> TASK DESCRIPTION: When a line below holds the string "purple", show that line.

━━━ DATA SHOWN

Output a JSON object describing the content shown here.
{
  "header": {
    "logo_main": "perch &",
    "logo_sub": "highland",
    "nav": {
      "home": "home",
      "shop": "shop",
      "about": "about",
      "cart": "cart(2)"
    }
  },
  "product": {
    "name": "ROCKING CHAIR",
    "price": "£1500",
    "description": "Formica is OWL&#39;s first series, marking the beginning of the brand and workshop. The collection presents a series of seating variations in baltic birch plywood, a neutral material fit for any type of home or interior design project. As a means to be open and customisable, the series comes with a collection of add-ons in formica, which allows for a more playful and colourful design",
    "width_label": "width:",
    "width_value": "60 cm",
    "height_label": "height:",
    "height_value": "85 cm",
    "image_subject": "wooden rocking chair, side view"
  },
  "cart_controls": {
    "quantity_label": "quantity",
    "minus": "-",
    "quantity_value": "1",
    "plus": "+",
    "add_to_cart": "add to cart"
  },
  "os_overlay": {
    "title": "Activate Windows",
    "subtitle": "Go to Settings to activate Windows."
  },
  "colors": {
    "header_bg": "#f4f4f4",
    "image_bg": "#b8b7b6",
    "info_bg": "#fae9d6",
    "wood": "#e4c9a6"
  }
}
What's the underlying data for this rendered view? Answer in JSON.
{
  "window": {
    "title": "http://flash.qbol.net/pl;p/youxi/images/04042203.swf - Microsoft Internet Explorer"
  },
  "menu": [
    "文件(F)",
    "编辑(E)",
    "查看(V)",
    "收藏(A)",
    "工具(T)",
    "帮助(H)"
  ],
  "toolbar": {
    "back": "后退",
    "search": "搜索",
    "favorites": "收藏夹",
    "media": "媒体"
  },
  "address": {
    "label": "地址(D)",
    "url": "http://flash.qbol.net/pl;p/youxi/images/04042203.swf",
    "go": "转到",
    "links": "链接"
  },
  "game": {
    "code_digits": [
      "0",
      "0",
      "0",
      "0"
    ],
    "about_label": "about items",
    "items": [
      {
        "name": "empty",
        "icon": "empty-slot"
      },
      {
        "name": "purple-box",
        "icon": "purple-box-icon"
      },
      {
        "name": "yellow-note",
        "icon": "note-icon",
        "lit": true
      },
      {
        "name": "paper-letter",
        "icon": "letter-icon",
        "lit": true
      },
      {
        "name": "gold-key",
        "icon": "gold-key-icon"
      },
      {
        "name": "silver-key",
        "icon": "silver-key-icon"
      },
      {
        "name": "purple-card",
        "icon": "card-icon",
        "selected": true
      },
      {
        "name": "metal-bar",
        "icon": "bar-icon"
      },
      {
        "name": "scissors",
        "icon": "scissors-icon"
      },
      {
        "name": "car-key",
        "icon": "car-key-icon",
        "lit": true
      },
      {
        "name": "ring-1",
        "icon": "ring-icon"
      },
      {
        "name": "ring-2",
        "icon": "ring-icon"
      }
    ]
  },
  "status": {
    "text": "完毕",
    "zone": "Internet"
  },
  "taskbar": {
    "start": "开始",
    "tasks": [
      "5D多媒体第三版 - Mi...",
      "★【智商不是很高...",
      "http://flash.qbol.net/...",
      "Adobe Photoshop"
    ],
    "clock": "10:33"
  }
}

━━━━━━

> RESPONSE:
        "name": "purple-box",
        "icon": "purple-box-icon"
        "name": "purple-card",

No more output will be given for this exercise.